With all these posts about bugs, I’m beginning to worry that I’m losing my touch when it comes to wildlife that is bigger and bonier. But today had some surprises in store that were right up my alley. With all the heat, the herpetofauna is livening up, and better late than never.
Sunning itself on a rock was this little guy: a juvenile green iguana. The males of these will grow into the familiar, orange-crested, Godzilla-evoking lizards popular in the US for the pet trade and in most of Central America for the pot. They’re delicious, is what I’m saying.
Halfway through a particularly dull damselfly test, I noticed that I was nearly sitting on a leaf that a tiny glass frog was using as a bed. As it was a juvenile, I couldn’t be sure of the species, but members of this Family have translucent skin through which you can see their bones and internal organs. Makes for a good anatomy lesson along with a taxonomical one. These things are hard to find, even in the wet forest where they usually live. What this one was doing in a dry forest, I couldn’t say. He’s a long way from home, and at serious risk of drying out if he keeps spending daylight hours out in the sun.

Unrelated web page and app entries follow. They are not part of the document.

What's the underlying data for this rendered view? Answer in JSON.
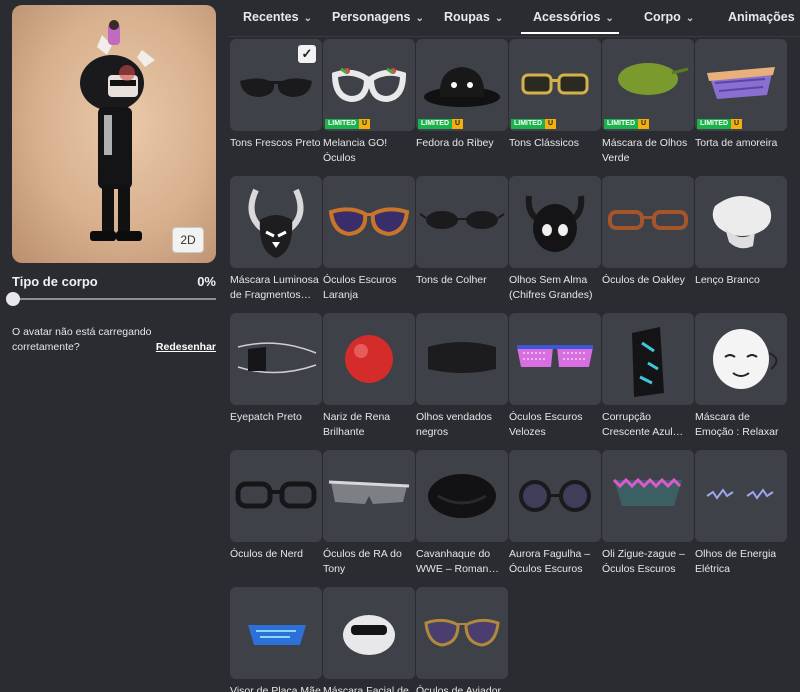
{
  "left_panel": {
    "view_button": "2D",
    "body_type_label": "Tipo de corpo",
    "body_type_value": "0%",
    "body_type_fraction": 0,
    "help_text": "O avatar não está carregando corretamente?",
    "redraw_link": "Redesenhar"
  },
  "tabs": [
    {
      "label": "Recentes",
      "dropdown": false
    },
    {
      "label": "Personagens",
      "dropdown": true
    },
    {
      "label": "Roupas",
      "dropdown": true
    },
    {
      "label": "Acessórios",
      "dropdown": true,
      "active": true
    },
    {
      "label": "Corpo",
      "dropdown": true
    },
    {
      "label": "Animações",
      "dropdown": true
    }
  ],
  "badge": {
    "limited": "LIMITED",
    "u": "U"
  },
  "items": [
    {
      "name": "Tons Frescos Preto",
      "icon": "black-sunglasses",
      "selected": true,
      "limited": false
    },
    {
      "name": "Melancia GO! Óculos",
      "icon": "watermelon-glasses",
      "limited": true
    },
    {
      "name": "Fedora do Ribey",
      "icon": "black-fedora",
      "limited": true
    },
    {
      "name": "Tons Clássicos",
      "icon": "gold-sunglasses",
      "limited": true
    },
    {
      "name": "Máscara de Olhos Verde",
      "icon": "green-eyepatch",
      "limited": true
    },
    {
      "name": "Torta de amoreira",
      "icon": "blackberry-pie",
      "limited": true
    },
    {
      "name": "Máscara Luminosa de Fragmentos…",
      "icon": "horned-mask",
      "limited": false
    },
    {
      "name": "Óculos Escuros Laranja",
      "icon": "orange-sunglasses",
      "limited": false
    },
    {
      "name": "Tons de Colher",
      "icon": "spoon-shades",
      "limited": false
    },
    {
      "name": "Olhos Sem Alma (Chifres Grandes)",
      "icon": "horned-skull",
      "limited": false
    },
    {
      "name": "Óculos de Oakley",
      "icon": "oakley-glasses",
      "limited": false
    },
    {
      "name": "Lenço Branco",
      "icon": "white-scarf",
      "limited": false
    },
    {
      "name": "Eyepatch Preto",
      "icon": "black-eyepatch",
      "limited": false
    },
    {
      "name": "Nariz de Rena Brilhante",
      "icon": "red-nose",
      "limited": false
    },
    {
      "name": "Olhos vendados negros",
      "icon": "blindfold",
      "limited": false
    },
    {
      "name": "Óculos Escuros Velozes",
      "icon": "speed-glasses",
      "limited": false
    },
    {
      "name": "Corrupção Crescente Azul…",
      "icon": "corruption-mask",
      "limited": false
    },
    {
      "name": "Máscara de Emoção : Relaxar",
      "icon": "relax-mask",
      "limited": false
    },
    {
      "name": "Óculos de Nerd",
      "icon": "nerd-glasses",
      "limited": false
    },
    {
      "name": "Óculos de RA do Tony",
      "icon": "ar-glasses",
      "limited": false
    },
    {
      "name": "Cavanhaque do WWE – Roman…",
      "icon": "goatee",
      "limited": false
    },
    {
      "name": "Aurora Fagulha – Óculos Escuros",
      "icon": "round-shades",
      "limited": false
    },
    {
      "name": "Oli Zigue-zague – Óculos Escuros",
      "icon": "zigzag-shades",
      "limited": false
    },
    {
      "name": "Olhos de Energia Elétrica",
      "icon": "electric-eyes",
      "limited": false
    },
    {
      "name": "Visor de Placa Mãe",
      "icon": "circuit-visor",
      "limited": false
    },
    {
      "name": "Máscara Facial de",
      "icon": "face-mask",
      "limited": false
    },
    {
      "name": "Óculos de Aviador",
      "icon": "aviator-glasses",
      "limited": false
    }
  ]
}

But what really made my day was when a coworker called me over with my favorite call: “Snake!” The individual in question turned out to be am appropriately named salmon-bellied racer, which sure enough flashed its salmon colored belly and dashed off. However, they sacrifice strength for speed, and when it cornered itself under a rock and tried to worm its way into a cicada burrow to hide, I caught it no problem. Very feisty, but it didn’t try to bite.

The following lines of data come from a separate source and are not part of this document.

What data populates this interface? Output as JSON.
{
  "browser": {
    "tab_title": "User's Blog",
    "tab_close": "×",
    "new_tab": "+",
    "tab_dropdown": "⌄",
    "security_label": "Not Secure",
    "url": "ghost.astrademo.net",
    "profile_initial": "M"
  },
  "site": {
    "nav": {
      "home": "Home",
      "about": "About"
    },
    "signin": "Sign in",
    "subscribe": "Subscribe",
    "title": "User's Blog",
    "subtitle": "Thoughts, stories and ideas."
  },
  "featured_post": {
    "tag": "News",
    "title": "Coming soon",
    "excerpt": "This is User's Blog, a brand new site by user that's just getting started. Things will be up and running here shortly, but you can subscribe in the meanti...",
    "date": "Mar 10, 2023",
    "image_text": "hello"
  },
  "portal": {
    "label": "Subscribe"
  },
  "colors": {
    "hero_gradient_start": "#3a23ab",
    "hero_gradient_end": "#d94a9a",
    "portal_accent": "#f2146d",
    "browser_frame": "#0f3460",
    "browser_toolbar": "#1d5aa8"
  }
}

Besides these, we’ve seen the regular suspects of ameivas, or whiptail lizards, along with basilisks and stream anoles, plus another turtle crossing the road. Am I not entertained?